# Exercise
Retype the listing below exactly, beginning at the line that contains "Output a JSON" and ending with its last line.

# Supplied data

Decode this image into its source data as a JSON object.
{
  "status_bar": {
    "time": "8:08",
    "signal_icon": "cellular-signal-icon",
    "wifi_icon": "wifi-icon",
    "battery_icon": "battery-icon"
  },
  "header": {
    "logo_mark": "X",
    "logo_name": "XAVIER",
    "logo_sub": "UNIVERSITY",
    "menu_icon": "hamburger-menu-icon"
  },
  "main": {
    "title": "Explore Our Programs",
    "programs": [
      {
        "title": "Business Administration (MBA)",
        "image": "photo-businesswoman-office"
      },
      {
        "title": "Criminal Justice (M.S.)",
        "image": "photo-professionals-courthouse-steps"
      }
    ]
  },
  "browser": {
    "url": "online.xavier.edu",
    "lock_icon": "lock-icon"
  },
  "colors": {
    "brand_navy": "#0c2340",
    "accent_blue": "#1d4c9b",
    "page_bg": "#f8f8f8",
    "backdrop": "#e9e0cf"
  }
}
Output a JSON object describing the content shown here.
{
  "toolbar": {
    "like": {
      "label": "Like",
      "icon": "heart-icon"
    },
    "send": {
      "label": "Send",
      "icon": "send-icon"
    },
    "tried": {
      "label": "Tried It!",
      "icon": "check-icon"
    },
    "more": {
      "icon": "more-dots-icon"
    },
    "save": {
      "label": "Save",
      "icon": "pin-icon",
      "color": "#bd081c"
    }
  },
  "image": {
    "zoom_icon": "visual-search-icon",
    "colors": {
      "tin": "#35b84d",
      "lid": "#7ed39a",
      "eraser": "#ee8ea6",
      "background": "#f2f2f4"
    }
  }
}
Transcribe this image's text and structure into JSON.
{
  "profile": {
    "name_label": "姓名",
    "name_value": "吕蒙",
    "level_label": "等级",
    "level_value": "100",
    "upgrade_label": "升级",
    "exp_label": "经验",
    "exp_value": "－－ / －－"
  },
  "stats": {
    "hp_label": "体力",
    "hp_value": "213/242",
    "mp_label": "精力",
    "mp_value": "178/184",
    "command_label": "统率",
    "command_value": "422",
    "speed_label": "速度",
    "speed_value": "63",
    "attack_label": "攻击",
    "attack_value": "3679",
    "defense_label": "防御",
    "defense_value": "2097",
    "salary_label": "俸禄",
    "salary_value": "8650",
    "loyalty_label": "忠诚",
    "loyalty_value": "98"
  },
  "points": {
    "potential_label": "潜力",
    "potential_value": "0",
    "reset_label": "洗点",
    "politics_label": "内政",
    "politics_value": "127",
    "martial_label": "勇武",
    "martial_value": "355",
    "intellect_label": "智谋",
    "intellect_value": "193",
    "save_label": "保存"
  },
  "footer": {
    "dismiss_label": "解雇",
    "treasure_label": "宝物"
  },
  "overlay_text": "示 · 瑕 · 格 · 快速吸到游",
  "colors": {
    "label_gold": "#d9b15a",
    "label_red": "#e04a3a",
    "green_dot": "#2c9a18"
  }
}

# Answer
Output a JSON object describing the content shown here.
{
  "toolbar": {
    "like": {
      "label": "Like",
      "icon": "heart-icon"
    },
    "send": {
      "label": "Send",
      "icon": "send-icon"
    },
    "tried": {
      "label": "Tried It!",
      "icon": "check-icon"
    },
    "more": {
      "icon": "more-dots-icon"
    },
    "save": {
      "label": "Save",
      "icon": "pin-icon",
      "color": "#bd081c"
    }
  },
  "image": {
    "zoom_icon": "visual-search-icon",
    "colors": {
      "tin": "#35b84d",
      "lid": "#7ed39a",
      "eraser": "#ee8ea6",
      "background": "#f2f2f4"
    }
  }
}
Transcribe this image's text and structure into JSON.
{
  "profile": {
    "name_label": "姓名",
    "name_value": "吕蒙",
    "level_label": "等级",
    "level_value": "100",
    "upgrade_label": "升级",
    "exp_label": "经验",
    "exp_value": "－－ / －－"
  },
  "stats": {
    "hp_label": "体力",
    "hp_value": "213/242",
    "mp_label": "精力",
    "mp_value": "178/184",
    "command_label": "统率",
    "command_value": "422",
    "speed_label": "速度",
    "speed_value": "63",
    "attack_label": "攻击",
    "attack_value": "3679",
    "defense_label": "防御",
    "defense_value": "2097",
    "salary_label": "俸禄",
    "salary_value": "8650",
    "loyalty_label": "忠诚",
    "loyalty_value": "98"
  },
  "points": {
    "potential_label": "潜力",
    "potential_value": "0",
    "reset_label": "洗点",
    "politics_label": "内政",
    "politics_value": "127",
    "martial_label": "勇武",
    "martial_value": "355",
    "intellect_label": "智谋",
    "intellect_value": "193",
    "save_label": "保存"
  },
  "footer": {
    "dismiss_label": "解雇",
    "treasure_label": "宝物"
  },
  "overlay_text": "示 · 瑕 · 格 · 快速吸到游",
  "colors": {
    "label_gold": "#d9b15a",
    "label_red": "#e04a3a",
    "green_dot": "#2c9a18"
  }
}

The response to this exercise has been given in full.